PROMPT
Write the data out again exactly, with every picture removed.

[Excerpts from an interface dataset]
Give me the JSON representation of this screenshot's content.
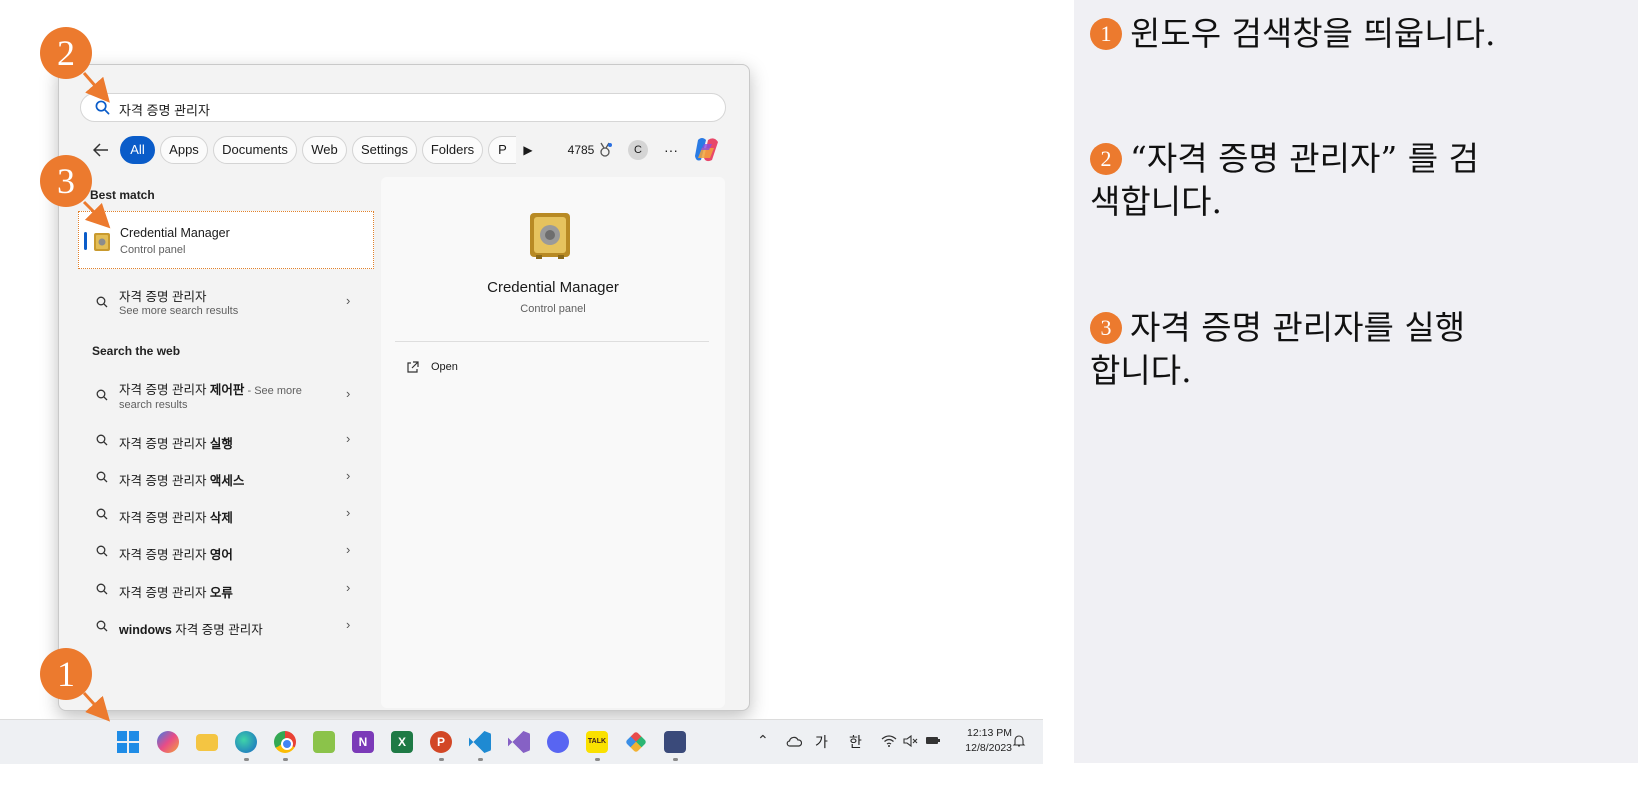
{
  "search": {
    "query": "자격 증명 관리자"
  },
  "filters": {
    "tabs": [
      "All",
      "Apps",
      "Documents",
      "Web",
      "Settings",
      "Folders",
      "P"
    ],
    "play": "▶",
    "points": "4785",
    "account_initial": "C",
    "more": "···"
  },
  "results": {
    "best_match_header": "Best match",
    "best_match": {
      "title": "Credential Manager",
      "subtitle": "Control panel"
    },
    "app_search": {
      "title": "자격 증명 관리자",
      "subtitle": "See more search results"
    },
    "web_header": "Search the web",
    "web_first": {
      "prefix": "자격 증명 관리자 ",
      "bold": "제어판",
      "suffix": " - See more",
      "line2": "search results"
    },
    "web_items": [
      {
        "prefix": "자격 증명 관리자 ",
        "bold": "실행"
      },
      {
        "prefix": "자격 증명 관리자 ",
        "bold": "액세스"
      },
      {
        "prefix": "자격 증명 관리자 ",
        "bold": "삭제"
      },
      {
        "prefix": "자격 증명 관리자 ",
        "bold": "영어"
      },
      {
        "prefix": "자격 증명 관리자 ",
        "bold": "오류"
      }
    ],
    "web_last": {
      "bold": "windows",
      "suffix": " 자격 증명 관리자"
    }
  },
  "detail": {
    "title": "Credential Manager",
    "subtitle": "Control panel",
    "open_label": "Open"
  },
  "taskbar": {
    "apps": [
      "start",
      "copilot-pre",
      "file-explorer",
      "edge",
      "chrome",
      "paint",
      "onenote",
      "excel",
      "powerpoint",
      "vscode",
      "visual-studio",
      "discord",
      "kakaotalk",
      "pinwheel-app",
      "chat-app"
    ],
    "tray_lang1": "가",
    "tray_lang2": "한",
    "time": "12:13 PM",
    "date": "12/8/2023"
  },
  "callouts": [
    "2",
    "3",
    "1"
  ],
  "instructions": [
    {
      "num": "1",
      "text": "윈도우 검색창을 띄웁니다."
    },
    {
      "num": "2",
      "text": "“자격 증명 관리자” 를 검색합니다."
    },
    {
      "num": "3",
      "text": "자격 증명 관리자를 실행합니다."
    }
  ],
  "colors": {
    "accent": "#0a5cc9",
    "callout": "#ec7a2e",
    "panel": "#f3f3f3",
    "instructions_bg": "#f0f0f4"
  }
}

EXERCISE RESPONSE
Give me the JSON representation of this screenshot's content.
{
  "search": {
    "query": "자격 증명 관리자"
  },
  "filters": {
    "tabs": [
      "All",
      "Apps",
      "Documents",
      "Web",
      "Settings",
      "Folders",
      "P"
    ],
    "play": "▶",
    "points": "4785",
    "account_initial": "C",
    "more": "···"
  },
  "results": {
    "best_match_header": "Best match",
    "best_match": {
      "title": "Credential Manager",
      "subtitle": "Control panel"
    },
    "app_search": {
      "title": "자격 증명 관리자",
      "subtitle": "See more search results"
    },
    "web_header": "Search the web",
    "web_first": {
      "prefix": "자격 증명 관리자 ",
      "bold": "제어판",
      "suffix": " - See more",
      "line2": "search results"
    },
    "web_items": [
      {
        "prefix": "자격 증명 관리자 ",
        "bold": "실행"
      },
      {
        "prefix": "자격 증명 관리자 ",
        "bold": "액세스"
      },
      {
        "prefix": "자격 증명 관리자 ",
        "bold": "삭제"
      },
      {
        "prefix": "자격 증명 관리자 ",
        "bold": "영어"
      },
      {
        "prefix": "자격 증명 관리자 ",
        "bold": "오류"
      }
    ],
    "web_last": {
      "bold": "windows",
      "suffix": " 자격 증명 관리자"
    }
  },
  "detail": {
    "title": "Credential Manager",
    "subtitle": "Control panel",
    "open_label": "Open"
  },
  "taskbar": {
    "apps": [
      "start",
      "copilot-pre",
      "file-explorer",
      "edge",
      "chrome",
      "paint",
      "onenote",
      "excel",
      "powerpoint",
      "vscode",
      "visual-studio",
      "discord",
      "kakaotalk",
      "pinwheel-app",
      "chat-app"
    ],
    "tray_lang1": "가",
    "tray_lang2": "한",
    "time": "12:13 PM",
    "date": "12/8/2023"
  },
  "callouts": [
    "2",
    "3",
    "1"
  ],
  "instructions": [
    {
      "num": "1",
      "text": "윈도우 검색창을 띄웁니다."
    },
    {
      "num": "2",
      "text": "“자격 증명 관리자” 를 검색합니다."
    },
    {
      "num": "3",
      "text": "자격 증명 관리자를 실행합니다."
    }
  ],
  "colors": {
    "accent": "#0a5cc9",
    "callout": "#ec7a2e",
    "panel": "#f3f3f3",
    "instructions_bg": "#f0f0f4"
  }
}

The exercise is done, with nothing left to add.